***** Material supplied *****
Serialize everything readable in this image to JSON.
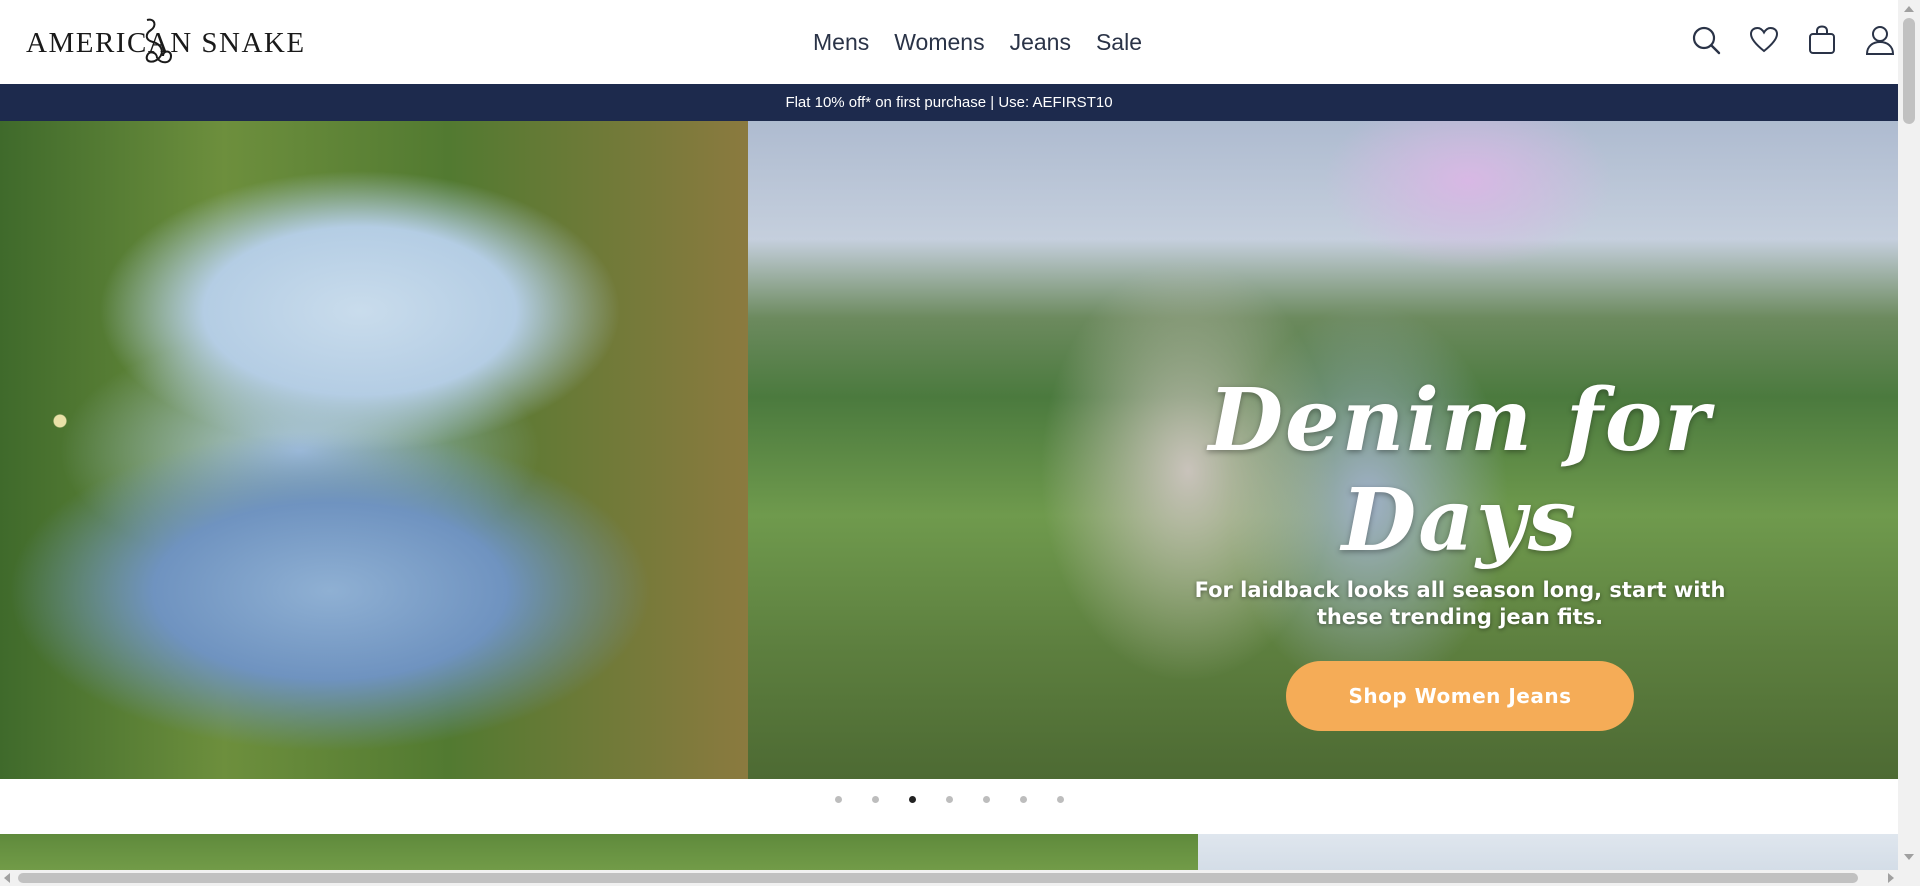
{
  "header": {
    "logo_text": "AMERICAN SNAKE",
    "nav": [
      {
        "label": "Mens"
      },
      {
        "label": "Womens"
      },
      {
        "label": "Jeans"
      },
      {
        "label": "Sale"
      }
    ],
    "icons": [
      "search-icon",
      "heart-icon",
      "bag-icon",
      "account-icon"
    ]
  },
  "promo": {
    "text": "Flat 10% off* on first purchase | Use: AEFIRST10"
  },
  "hero": {
    "title": "Denim for Days",
    "subtitle_line1": "For laidback looks all season long, start with",
    "subtitle_line2": "these trending jean fits.",
    "cta_label": "Shop Women Jeans"
  },
  "carousel": {
    "slide_count": 7,
    "active_index": 2
  },
  "colors": {
    "promo_bg": "#1d2a4d",
    "cta_bg": "#f5ac57",
    "text_dark": "#2a3347"
  }
}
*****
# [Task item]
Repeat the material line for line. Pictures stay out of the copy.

# [Result below]
Serialize everything readable in this image to JSON.
{
  "header": {
    "logo_text": "AMERICAN SNAKE",
    "nav": [
      {
        "label": "Mens"
      },
      {
        "label": "Womens"
      },
      {
        "label": "Jeans"
      },
      {
        "label": "Sale"
      }
    ],
    "icons": [
      "search-icon",
      "heart-icon",
      "bag-icon",
      "account-icon"
    ]
  },
  "promo": {
    "text": "Flat 10% off* on first purchase | Use: AEFIRST10"
  },
  "hero": {
    "title": "Denim for Days",
    "subtitle_line1": "For laidback looks all season long, start with",
    "subtitle_line2": "these trending jean fits.",
    "cta_label": "Shop Women Jeans"
  },
  "carousel": {
    "slide_count": 7,
    "active_index": 2
  },
  "colors": {
    "promo_bg": "#1d2a4d",
    "cta_bg": "#f5ac57",
    "text_dark": "#2a3347"
  }
}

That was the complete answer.